REQUIRED ACTION
Go through the listing below and report how many lines contain the word "Notify"; write no other words.

====== RECORDS TO PROCESS ======

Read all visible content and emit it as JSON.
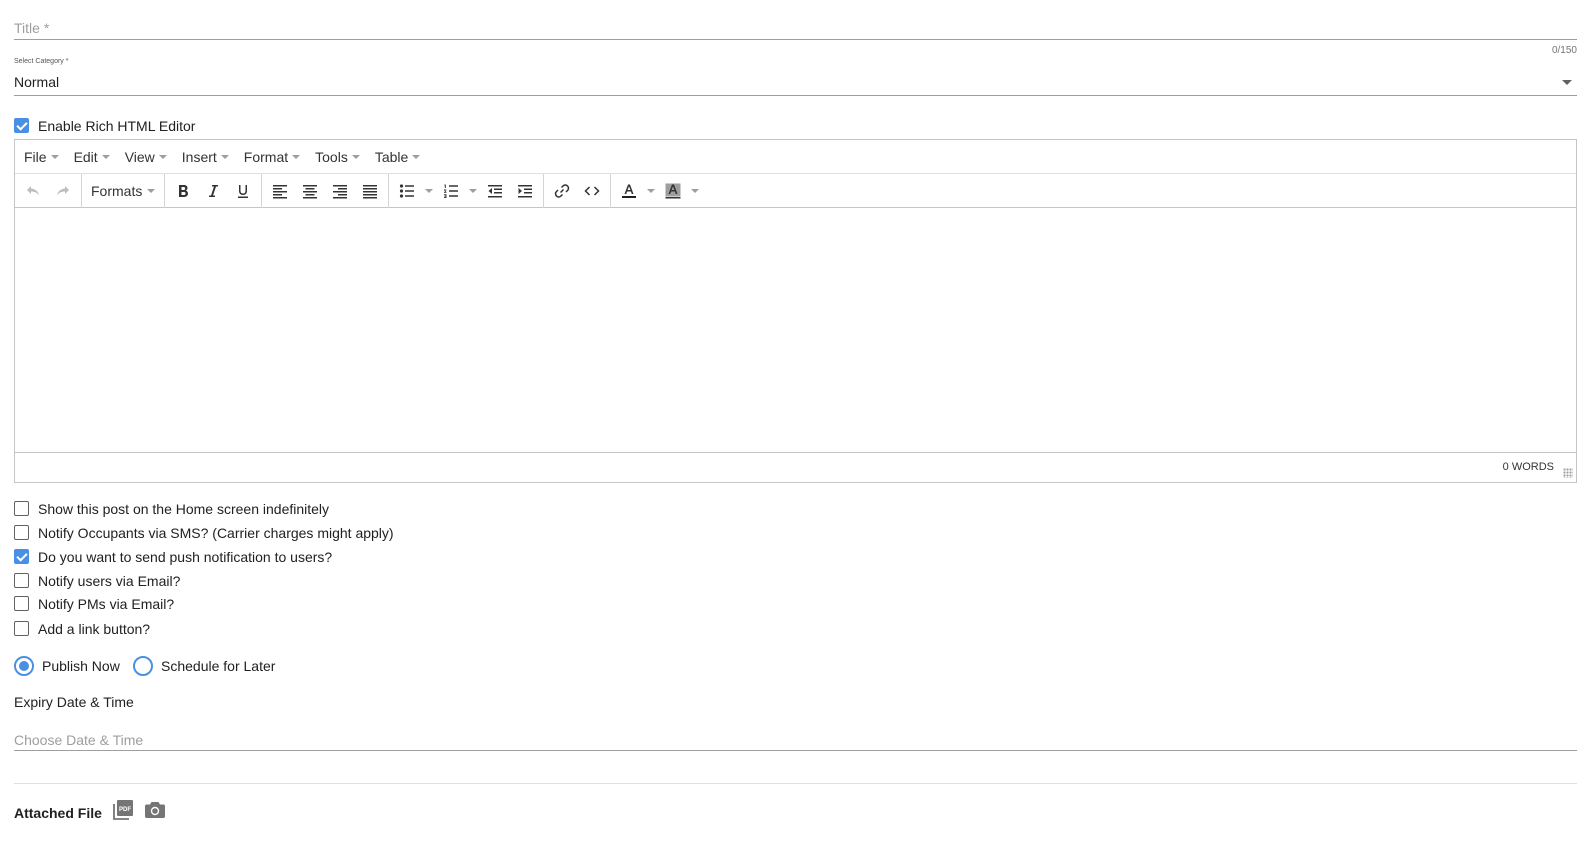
{
  "title_field": {
    "placeholder": "Title *",
    "value": "",
    "counter": "0/150"
  },
  "category": {
    "label": "Select Category",
    "required_mark": "*",
    "value": "Normal"
  },
  "rich_editor_toggle": {
    "label": "Enable Rich HTML Editor",
    "checked": true
  },
  "editor": {
    "menus": [
      "File",
      "Edit",
      "View",
      "Insert",
      "Format",
      "Tools",
      "Table"
    ],
    "formats_label": "Formats",
    "toolbar_icons": [
      "undo-icon",
      "redo-icon",
      "bold-icon",
      "italic-icon",
      "underline-icon",
      "align-left-icon",
      "align-center-icon",
      "align-right-icon",
      "align-justify-icon",
      "bullet-list-icon",
      "numbered-list-icon",
      "outdent-icon",
      "indent-icon",
      "link-icon",
      "code-icon",
      "text-color-icon",
      "background-color-icon"
    ],
    "word_count": "0 WORDS"
  },
  "options": [
    {
      "label": "Show this post on the Home screen indefinitely",
      "checked": false
    },
    {
      "label": "Notify Occupants via SMS? (Carrier charges might apply)",
      "checked": false
    },
    {
      "label": "Do you want to send push notification to users?",
      "checked": true
    },
    {
      "label": "Notify users via Email?",
      "checked": false
    },
    {
      "label": "Notify PMs via Email?",
      "checked": false
    },
    {
      "label": "Add a link button?",
      "checked": false
    }
  ],
  "publish": {
    "now_label": "Publish Now",
    "later_label": "Schedule for Later",
    "selected": "now"
  },
  "expiry": {
    "label": "Expiry Date & Time",
    "placeholder": "Choose Date & Time"
  },
  "attachments": {
    "label": "Attached File",
    "icons": [
      "pdf-icon",
      "camera-icon"
    ]
  },
  "colors": {
    "accent": "#4a90e2",
    "line": "#9e9e9e"
  }
}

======

FINISHED EXERCISE
3